Morocco and Nigeria signed a joint declaration that details the next steps for the completion of a gas pipeline deal that will connect gas resources to West African countries and European buyers.
The two countries agreed to jointly fund a feasibility study for the Nigeria-Morocco pipeline project in December 2016, which has resulted in a plan to build the pipeline onshore and offshore, Moroccan state news agency MAP said.
“For economic, political, legal and security reasons, the choice was made on a combined onshore and offshore route,” Morocco’s National Office of Hydrocarbons and Mines (ONHYM) and the Nigerian National Petroleum Corporation (NNPC), the two authorities supervising the project said in the joint declaration.
“The pipeline will be 5,660 kilometres long and its CAPEX has been defined,” the declaration said, adding that construction will be in phases covering 25 years.
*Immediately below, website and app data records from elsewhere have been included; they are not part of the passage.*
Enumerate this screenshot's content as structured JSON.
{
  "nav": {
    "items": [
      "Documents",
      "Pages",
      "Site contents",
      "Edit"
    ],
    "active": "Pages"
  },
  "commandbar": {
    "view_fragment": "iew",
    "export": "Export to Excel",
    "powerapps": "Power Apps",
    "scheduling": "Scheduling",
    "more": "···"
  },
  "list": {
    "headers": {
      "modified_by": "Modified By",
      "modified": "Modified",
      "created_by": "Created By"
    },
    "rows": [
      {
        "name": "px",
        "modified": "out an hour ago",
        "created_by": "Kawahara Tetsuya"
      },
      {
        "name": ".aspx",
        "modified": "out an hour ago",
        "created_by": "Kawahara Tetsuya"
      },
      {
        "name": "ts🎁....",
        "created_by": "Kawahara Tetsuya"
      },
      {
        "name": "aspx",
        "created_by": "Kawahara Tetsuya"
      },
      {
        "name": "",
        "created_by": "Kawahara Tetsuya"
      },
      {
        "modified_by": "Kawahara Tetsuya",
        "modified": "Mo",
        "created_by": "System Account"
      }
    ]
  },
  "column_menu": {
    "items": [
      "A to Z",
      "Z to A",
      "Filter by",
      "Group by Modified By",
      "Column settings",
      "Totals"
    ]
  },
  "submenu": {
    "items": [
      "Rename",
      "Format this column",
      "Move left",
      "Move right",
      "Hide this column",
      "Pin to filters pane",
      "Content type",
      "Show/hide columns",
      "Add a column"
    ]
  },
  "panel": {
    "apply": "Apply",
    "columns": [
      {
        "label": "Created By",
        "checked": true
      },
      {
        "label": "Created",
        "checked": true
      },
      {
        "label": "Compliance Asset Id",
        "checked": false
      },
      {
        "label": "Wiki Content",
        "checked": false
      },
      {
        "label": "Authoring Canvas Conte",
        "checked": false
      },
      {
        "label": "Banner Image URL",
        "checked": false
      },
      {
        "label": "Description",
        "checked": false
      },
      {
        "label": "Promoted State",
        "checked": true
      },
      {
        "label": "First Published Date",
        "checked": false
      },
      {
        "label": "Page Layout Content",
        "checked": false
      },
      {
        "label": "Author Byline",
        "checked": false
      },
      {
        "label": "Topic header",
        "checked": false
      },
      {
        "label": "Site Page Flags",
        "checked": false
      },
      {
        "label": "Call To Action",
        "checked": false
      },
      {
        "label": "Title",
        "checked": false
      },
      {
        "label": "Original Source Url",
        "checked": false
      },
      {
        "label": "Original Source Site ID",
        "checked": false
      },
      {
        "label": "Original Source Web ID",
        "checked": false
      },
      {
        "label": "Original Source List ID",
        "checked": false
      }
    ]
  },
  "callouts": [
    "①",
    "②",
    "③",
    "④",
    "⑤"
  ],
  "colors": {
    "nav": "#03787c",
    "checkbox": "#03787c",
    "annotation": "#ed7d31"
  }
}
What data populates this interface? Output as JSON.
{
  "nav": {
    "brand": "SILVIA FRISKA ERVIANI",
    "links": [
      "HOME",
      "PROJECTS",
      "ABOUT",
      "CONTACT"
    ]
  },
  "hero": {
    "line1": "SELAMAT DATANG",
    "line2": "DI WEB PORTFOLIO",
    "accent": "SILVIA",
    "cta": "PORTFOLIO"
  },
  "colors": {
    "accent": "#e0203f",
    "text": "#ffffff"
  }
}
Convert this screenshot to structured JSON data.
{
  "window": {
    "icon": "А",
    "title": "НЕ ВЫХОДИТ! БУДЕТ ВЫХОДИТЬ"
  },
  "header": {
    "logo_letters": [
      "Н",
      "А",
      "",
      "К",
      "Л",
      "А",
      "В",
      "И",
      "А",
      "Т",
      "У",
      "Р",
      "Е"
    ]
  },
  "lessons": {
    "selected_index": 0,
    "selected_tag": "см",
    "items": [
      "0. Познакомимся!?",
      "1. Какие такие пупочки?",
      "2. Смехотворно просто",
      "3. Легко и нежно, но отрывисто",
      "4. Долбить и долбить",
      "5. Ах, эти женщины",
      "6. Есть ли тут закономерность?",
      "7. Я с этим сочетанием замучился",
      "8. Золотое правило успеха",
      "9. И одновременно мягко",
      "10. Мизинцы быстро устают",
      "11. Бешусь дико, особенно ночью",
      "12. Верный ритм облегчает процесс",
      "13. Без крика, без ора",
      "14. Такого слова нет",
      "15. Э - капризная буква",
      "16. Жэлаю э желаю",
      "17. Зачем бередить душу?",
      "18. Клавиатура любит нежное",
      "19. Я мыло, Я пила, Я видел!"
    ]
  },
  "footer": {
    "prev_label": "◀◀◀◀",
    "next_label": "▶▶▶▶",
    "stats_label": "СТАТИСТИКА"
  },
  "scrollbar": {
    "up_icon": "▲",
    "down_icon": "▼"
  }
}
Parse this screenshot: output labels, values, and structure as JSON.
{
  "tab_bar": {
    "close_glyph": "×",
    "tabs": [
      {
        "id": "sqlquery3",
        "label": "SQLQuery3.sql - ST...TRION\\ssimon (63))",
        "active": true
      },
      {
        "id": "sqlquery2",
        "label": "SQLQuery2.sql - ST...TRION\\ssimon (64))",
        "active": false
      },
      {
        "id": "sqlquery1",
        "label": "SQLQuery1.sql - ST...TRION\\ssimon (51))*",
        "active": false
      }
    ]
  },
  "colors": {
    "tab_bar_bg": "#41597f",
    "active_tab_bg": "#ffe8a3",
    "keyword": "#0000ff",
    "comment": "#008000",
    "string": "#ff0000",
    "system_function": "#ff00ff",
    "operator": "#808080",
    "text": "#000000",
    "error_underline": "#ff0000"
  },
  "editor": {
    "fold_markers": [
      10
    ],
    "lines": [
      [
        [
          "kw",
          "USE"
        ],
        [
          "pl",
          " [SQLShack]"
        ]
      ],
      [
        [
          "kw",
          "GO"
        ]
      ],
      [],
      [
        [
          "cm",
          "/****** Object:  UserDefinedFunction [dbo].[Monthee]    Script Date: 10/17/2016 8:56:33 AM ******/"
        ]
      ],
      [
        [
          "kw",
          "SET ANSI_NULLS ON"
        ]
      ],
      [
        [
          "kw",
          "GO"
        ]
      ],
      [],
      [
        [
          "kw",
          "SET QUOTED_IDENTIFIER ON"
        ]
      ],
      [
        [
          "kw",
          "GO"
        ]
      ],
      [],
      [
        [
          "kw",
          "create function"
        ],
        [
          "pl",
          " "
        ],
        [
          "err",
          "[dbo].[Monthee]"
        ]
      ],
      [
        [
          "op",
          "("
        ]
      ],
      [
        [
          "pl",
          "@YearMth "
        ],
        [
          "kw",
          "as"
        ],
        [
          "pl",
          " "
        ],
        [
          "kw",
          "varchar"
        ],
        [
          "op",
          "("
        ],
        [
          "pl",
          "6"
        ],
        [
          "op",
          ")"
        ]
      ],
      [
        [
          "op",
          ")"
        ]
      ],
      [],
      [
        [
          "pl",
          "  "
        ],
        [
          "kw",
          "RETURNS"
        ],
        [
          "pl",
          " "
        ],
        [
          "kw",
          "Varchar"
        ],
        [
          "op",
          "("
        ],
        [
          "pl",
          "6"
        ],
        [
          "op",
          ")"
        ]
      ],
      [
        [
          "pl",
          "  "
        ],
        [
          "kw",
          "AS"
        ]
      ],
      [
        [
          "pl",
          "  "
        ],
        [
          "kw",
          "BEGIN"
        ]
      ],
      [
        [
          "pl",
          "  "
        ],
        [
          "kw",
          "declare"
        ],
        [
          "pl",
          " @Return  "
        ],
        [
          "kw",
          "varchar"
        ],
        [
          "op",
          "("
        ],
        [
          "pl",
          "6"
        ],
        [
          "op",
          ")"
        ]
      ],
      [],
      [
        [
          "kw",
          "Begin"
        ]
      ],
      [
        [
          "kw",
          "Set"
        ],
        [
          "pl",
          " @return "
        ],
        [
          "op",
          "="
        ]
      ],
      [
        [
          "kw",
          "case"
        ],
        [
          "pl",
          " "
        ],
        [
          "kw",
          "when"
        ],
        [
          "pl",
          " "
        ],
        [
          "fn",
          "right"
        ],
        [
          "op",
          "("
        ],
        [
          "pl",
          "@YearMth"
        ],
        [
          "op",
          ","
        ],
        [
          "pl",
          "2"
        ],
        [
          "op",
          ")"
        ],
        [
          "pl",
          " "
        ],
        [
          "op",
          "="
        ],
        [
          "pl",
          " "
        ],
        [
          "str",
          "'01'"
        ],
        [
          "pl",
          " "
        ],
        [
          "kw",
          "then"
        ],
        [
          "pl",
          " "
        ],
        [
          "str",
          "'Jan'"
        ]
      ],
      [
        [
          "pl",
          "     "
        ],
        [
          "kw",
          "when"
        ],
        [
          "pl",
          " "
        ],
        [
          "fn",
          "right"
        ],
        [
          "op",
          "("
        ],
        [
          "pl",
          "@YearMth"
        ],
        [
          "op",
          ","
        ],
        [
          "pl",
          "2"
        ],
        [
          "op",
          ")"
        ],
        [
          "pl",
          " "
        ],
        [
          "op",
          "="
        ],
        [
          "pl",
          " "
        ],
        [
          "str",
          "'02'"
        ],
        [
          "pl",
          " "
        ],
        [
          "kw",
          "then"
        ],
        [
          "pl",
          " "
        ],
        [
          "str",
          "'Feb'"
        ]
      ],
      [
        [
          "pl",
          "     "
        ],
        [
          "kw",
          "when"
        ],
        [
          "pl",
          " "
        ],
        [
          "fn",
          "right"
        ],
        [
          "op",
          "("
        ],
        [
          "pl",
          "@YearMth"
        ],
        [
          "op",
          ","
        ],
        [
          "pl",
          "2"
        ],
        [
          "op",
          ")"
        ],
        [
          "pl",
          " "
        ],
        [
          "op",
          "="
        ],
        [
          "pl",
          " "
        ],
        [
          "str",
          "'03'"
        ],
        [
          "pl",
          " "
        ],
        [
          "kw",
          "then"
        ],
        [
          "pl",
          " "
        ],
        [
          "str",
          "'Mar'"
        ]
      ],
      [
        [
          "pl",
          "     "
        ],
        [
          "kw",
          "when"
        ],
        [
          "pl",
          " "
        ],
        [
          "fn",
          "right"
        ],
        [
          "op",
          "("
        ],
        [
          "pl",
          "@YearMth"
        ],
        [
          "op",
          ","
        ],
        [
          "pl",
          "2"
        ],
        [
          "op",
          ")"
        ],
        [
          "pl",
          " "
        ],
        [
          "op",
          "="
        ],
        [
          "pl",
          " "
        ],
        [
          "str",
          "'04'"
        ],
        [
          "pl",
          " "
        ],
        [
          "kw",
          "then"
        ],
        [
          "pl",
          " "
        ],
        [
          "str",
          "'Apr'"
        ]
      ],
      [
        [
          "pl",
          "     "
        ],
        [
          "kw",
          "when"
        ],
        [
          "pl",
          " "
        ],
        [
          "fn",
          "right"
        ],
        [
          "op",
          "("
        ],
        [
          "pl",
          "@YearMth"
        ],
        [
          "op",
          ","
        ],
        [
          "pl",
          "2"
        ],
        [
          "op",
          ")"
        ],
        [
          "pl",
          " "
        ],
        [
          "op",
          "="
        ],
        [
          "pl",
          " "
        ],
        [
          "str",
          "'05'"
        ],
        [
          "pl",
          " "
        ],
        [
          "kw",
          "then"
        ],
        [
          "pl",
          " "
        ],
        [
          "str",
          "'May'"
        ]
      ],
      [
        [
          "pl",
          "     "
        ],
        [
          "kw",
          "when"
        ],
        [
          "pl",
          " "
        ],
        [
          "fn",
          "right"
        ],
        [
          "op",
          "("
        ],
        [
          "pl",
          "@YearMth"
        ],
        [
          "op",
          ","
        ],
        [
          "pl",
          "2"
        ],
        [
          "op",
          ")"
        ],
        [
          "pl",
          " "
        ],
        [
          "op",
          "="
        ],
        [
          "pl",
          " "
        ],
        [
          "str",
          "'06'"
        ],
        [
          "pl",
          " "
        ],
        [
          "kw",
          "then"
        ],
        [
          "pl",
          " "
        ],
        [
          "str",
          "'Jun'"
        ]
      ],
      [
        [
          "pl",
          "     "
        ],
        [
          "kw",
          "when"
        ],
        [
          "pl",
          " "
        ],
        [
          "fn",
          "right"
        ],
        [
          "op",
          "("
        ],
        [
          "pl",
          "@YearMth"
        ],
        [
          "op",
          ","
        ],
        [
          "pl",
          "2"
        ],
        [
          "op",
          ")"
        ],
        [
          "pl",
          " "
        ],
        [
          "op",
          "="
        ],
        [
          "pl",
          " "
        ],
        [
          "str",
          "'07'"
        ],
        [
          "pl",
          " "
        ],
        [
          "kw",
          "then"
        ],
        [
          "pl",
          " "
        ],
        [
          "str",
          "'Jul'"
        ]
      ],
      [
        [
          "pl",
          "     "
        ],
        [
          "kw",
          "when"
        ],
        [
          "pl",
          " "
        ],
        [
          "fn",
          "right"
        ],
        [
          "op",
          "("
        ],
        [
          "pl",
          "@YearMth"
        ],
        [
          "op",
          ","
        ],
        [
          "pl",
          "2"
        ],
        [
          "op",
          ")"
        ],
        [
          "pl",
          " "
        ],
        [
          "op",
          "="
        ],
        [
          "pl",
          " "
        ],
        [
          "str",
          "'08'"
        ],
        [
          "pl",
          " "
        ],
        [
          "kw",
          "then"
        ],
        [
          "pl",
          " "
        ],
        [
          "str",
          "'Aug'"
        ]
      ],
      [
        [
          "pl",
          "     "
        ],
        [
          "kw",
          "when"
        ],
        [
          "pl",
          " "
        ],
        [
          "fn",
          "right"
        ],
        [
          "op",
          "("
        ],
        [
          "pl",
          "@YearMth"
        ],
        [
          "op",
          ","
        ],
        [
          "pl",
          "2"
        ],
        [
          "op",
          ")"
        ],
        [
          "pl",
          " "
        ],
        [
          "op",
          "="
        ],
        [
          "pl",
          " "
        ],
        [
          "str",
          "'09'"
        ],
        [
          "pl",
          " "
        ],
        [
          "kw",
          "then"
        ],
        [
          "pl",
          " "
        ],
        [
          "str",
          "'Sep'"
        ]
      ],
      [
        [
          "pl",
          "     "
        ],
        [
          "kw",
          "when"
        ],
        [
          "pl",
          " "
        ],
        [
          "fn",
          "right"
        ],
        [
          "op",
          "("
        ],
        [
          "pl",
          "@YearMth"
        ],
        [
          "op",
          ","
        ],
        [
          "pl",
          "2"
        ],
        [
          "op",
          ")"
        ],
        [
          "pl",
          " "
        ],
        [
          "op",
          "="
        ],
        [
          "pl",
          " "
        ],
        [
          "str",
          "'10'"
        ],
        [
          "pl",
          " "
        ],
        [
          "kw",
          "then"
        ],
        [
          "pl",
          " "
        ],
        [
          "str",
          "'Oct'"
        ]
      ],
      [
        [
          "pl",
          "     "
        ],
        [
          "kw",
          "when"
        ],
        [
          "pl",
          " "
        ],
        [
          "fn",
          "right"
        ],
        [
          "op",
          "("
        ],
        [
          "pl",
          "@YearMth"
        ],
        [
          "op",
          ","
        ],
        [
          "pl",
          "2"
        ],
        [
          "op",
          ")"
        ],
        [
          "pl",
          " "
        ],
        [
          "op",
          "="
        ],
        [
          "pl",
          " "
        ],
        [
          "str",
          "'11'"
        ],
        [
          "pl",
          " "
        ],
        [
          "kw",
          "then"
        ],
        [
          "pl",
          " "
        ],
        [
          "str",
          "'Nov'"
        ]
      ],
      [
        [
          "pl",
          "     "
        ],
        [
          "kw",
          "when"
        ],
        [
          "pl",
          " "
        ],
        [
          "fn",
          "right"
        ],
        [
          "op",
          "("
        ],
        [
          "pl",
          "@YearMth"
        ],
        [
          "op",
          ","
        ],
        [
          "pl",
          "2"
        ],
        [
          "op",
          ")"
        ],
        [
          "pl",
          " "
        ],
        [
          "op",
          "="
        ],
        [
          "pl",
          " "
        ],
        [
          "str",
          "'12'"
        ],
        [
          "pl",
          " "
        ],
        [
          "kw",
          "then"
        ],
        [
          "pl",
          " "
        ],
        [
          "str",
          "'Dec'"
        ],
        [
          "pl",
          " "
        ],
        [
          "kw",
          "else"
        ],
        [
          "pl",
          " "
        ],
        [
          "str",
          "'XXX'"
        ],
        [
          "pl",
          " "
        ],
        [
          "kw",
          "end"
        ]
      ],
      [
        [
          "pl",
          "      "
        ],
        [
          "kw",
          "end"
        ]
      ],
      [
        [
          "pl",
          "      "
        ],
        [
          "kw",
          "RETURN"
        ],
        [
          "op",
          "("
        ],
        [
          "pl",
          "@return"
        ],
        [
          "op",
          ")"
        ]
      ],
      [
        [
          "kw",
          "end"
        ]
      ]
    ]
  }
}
As a next step, Morocco and Nigeria will launch a front-end engineering design (FEED) to involve countries that will be crossed by the pipeline in the Economic Community of West African States (ECOWAS) and to determine the amount of gas available for export to European off-takers.
This phase also provides for assessing the financial cost and seeking funding from development banks, the joint declaration said.
The project is meant to support West African countries meet their energy needs as well as boost Nigeria’s export potential to Europe, ONHYM and NNPC said.
The declaration was signed by Farouk Garba Said, General Manager of NNPC and Amin Benkhadra, Director General of ONHYM at a ceremony chaired by King Mohammed VI and visiting Nigerian President Muhammadu Buhari.